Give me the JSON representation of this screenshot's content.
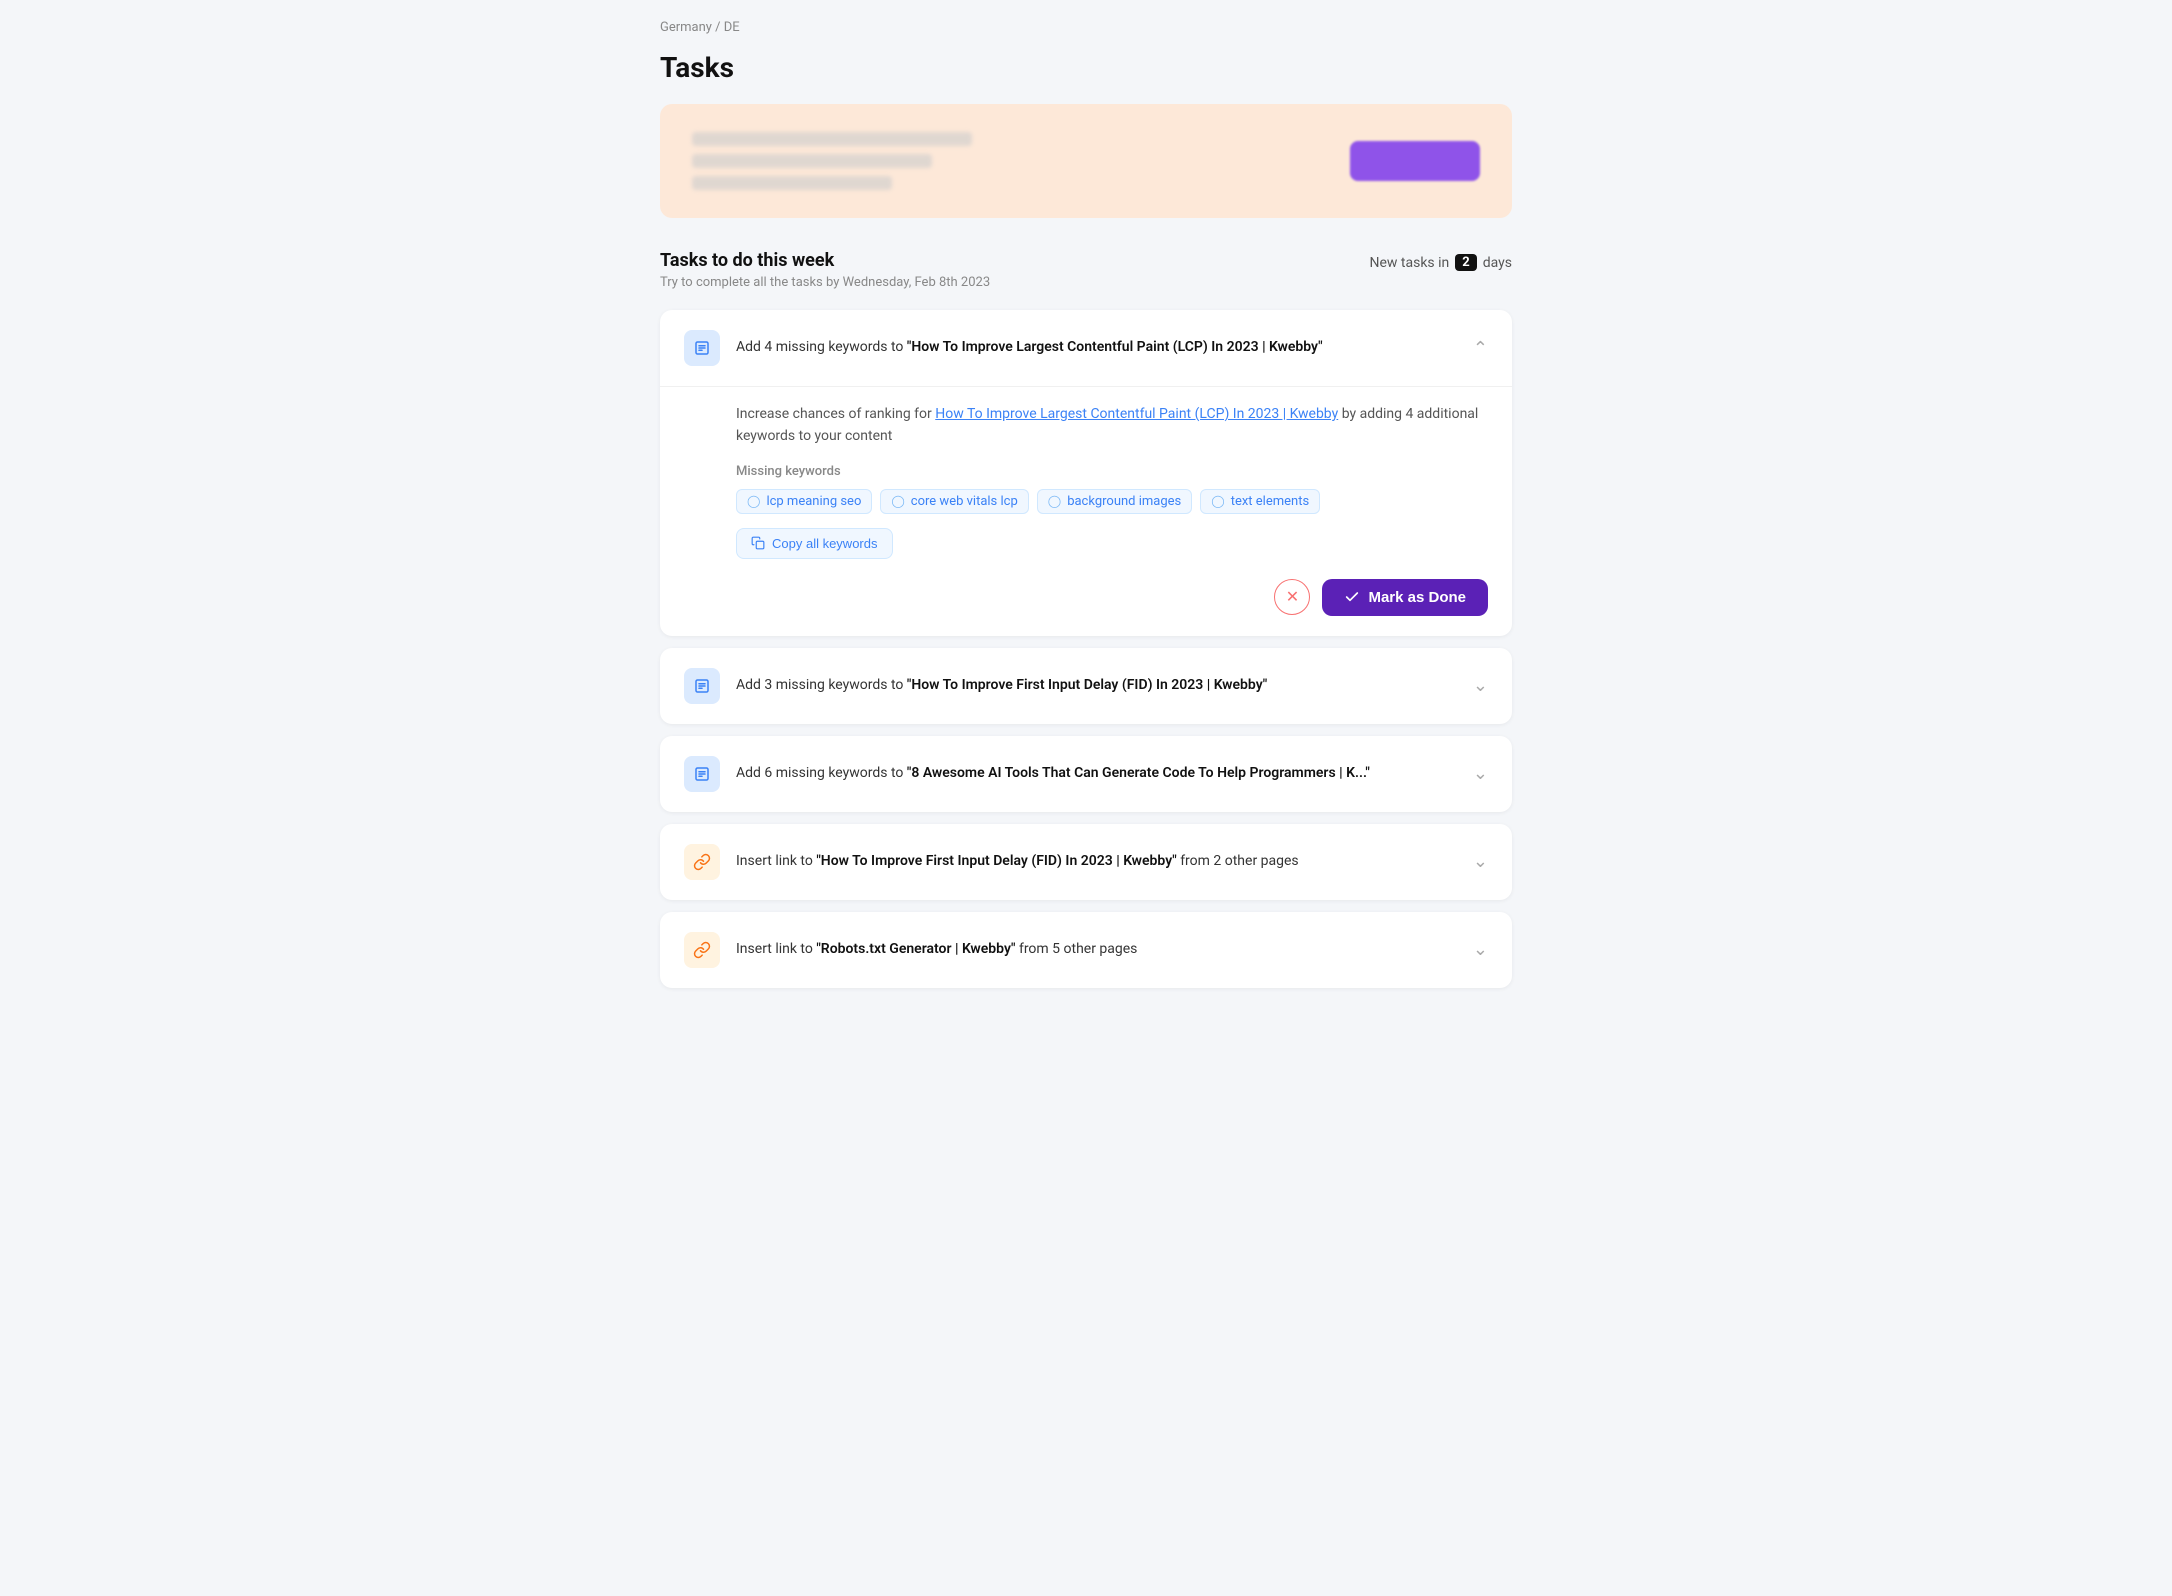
{
  "breadcrumb": "Germany / DE",
  "page": {
    "title": "Tasks",
    "section_title": "Tasks to do this week",
    "section_subtitle": "Try to complete all the tasks by Wednesday, Feb 8th 2023",
    "new_tasks_prefix": "New tasks in",
    "new_tasks_count": "2",
    "new_tasks_suffix": "days"
  },
  "promo": {
    "button_label": ""
  },
  "tasks": [
    {
      "id": "task-1",
      "icon_type": "keyword",
      "title_prefix": "Add 4 missing keywords to ",
      "title_link": "\"How To Improve Largest Contentful Paint (LCP) In 2023 | Kwebby\"",
      "expanded": true,
      "description_prefix": "Increase chances of ranking for ",
      "description_link": "How To Improve Largest Contentful Paint (LCP) In 2023 | Kwebby",
      "description_suffix": " by adding 4 additional keywords to your content",
      "missing_keywords_label": "Missing keywords",
      "keywords": [
        "lcp meaning seo",
        "core web vitals lcp",
        "background images",
        "text elements"
      ],
      "copy_label": "Copy all keywords",
      "mark_done_label": "Mark as Done"
    },
    {
      "id": "task-2",
      "icon_type": "keyword",
      "title_prefix": "Add 3 missing keywords to ",
      "title_link": "\"How To Improve First Input Delay (FID) In 2023 | Kwebby\"",
      "expanded": false
    },
    {
      "id": "task-3",
      "icon_type": "keyword",
      "title_prefix": "Add 6 missing keywords to ",
      "title_link": "\"8 Awesome AI Tools That Can Generate Code To Help Programmers | K...\"",
      "expanded": false
    },
    {
      "id": "task-4",
      "icon_type": "link",
      "title_prefix": "Insert link to ",
      "title_link": "\"How To Improve First Input Delay (FID) In 2023 | Kwebby\"",
      "title_suffix": " from 2 other pages",
      "expanded": false
    },
    {
      "id": "task-5",
      "icon_type": "link",
      "title_prefix": "Insert link to ",
      "title_link": "\"Robots.txt Generator | Kwebby\"",
      "title_suffix": " from 5 other pages",
      "expanded": false
    }
  ]
}
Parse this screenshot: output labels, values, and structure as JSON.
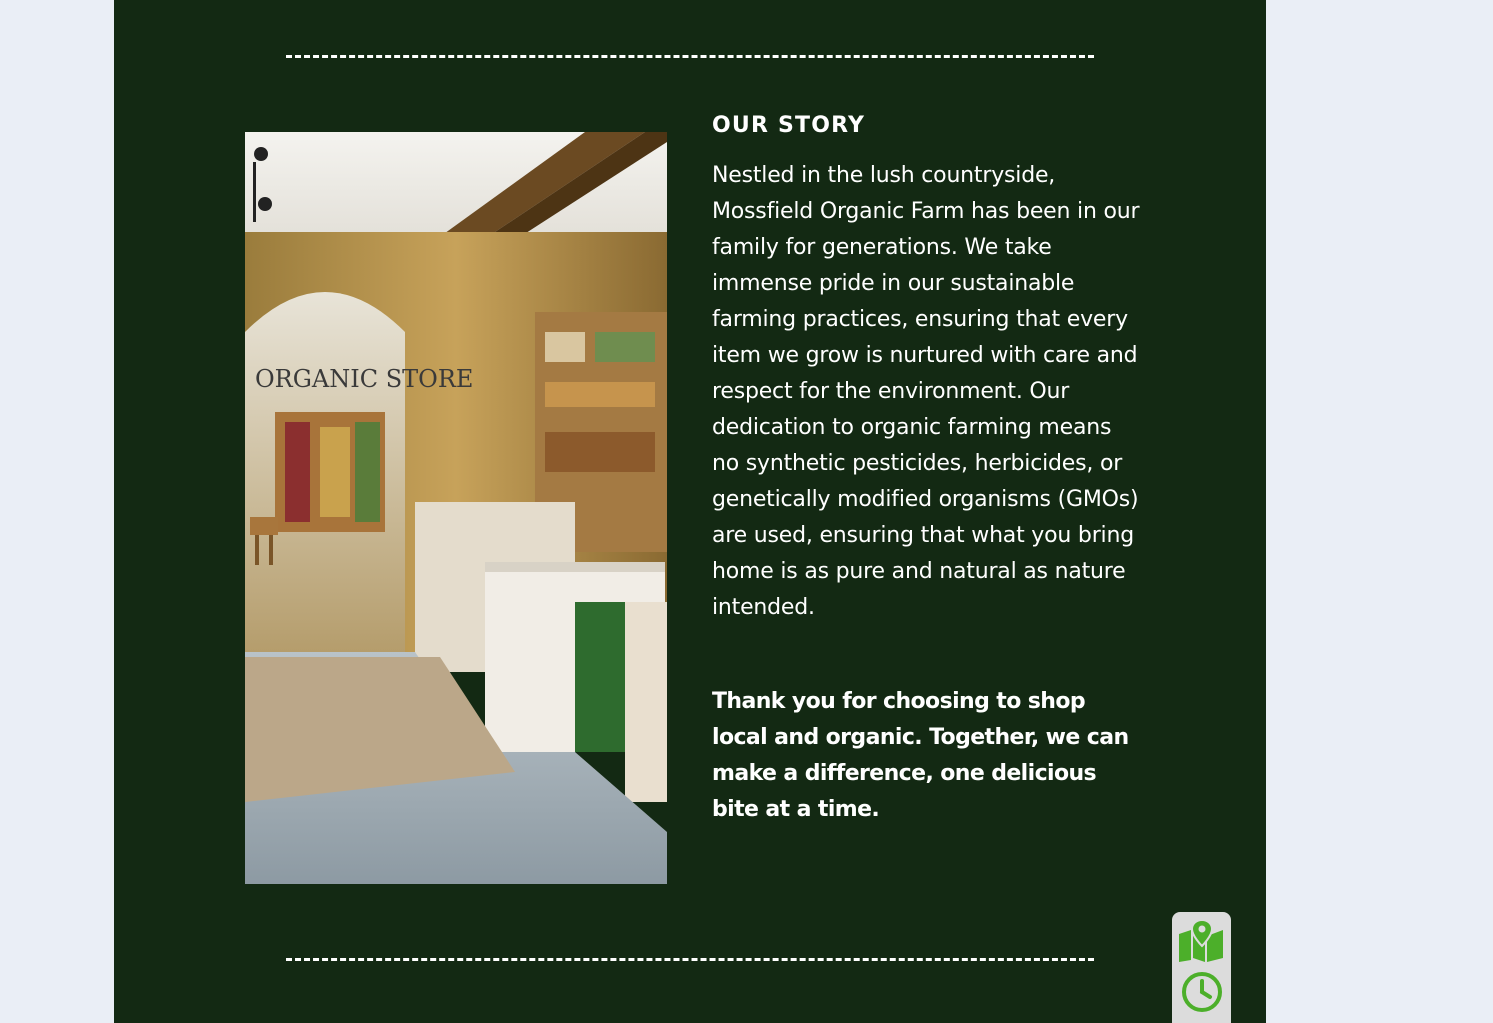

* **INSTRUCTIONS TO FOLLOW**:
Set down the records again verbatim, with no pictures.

* **THE ANSWER**:
Give me the JSON representation of this screenshot's content.
{
  "breadcrumb": "Germany / DE",
  "page": {
    "title": "Tasks",
    "section_title": "Tasks to do this week",
    "section_subtitle": "Try to complete all the tasks by Wednesday, Feb 8th 2023",
    "new_tasks_prefix": "New tasks in",
    "new_tasks_count": "2",
    "new_tasks_suffix": "days"
  },
  "promo": {
    "button_label": ""
  },
  "tasks": [
    {
      "id": "task-1",
      "icon_type": "keyword",
      "title_prefix": "Add 4 missing keywords to ",
      "title_link": "\"How To Improve Largest Contentful Paint (LCP) In 2023 | Kwebby\"",
      "expanded": true,
      "description_prefix": "Increase chances of ranking for ",
      "description_link": "How To Improve Largest Contentful Paint (LCP) In 2023 | Kwebby",
      "description_suffix": " by adding 4 additional keywords to your content",
      "missing_keywords_label": "Missing keywords",
      "keywords": [
        "lcp meaning seo",
        "core web vitals lcp",
        "background images",
        "text elements"
      ],
      "copy_label": "Copy all keywords",
      "mark_done_label": "Mark as Done"
    },
    {
      "id": "task-2",
      "icon_type": "keyword",
      "title_prefix": "Add 3 missing keywords to ",
      "title_link": "\"How To Improve First Input Delay (FID) In 2023 | Kwebby\"",
      "expanded": false
    },
    {
      "id": "task-3",
      "icon_type": "keyword",
      "title_prefix": "Add 6 missing keywords to ",
      "title_link": "\"8 Awesome AI Tools That Can Generate Code To Help Programmers | K...\"",
      "expanded": false
    },
    {
      "id": "task-4",
      "icon_type": "link",
      "title_prefix": "Insert link to ",
      "title_link": "\"How To Improve First Input Delay (FID) In 2023 | Kwebby\"",
      "title_suffix": " from 2 other pages",
      "expanded": false
    },
    {
      "id": "task-5",
      "icon_type": "link",
      "title_prefix": "Insert link to ",
      "title_link": "\"Robots.txt Generator | Kwebby\"",
      "title_suffix": " from 5 other pages",
      "expanded": false
    }
  ]
}
Parse this screenshot: output labels, values, and structure as JSON.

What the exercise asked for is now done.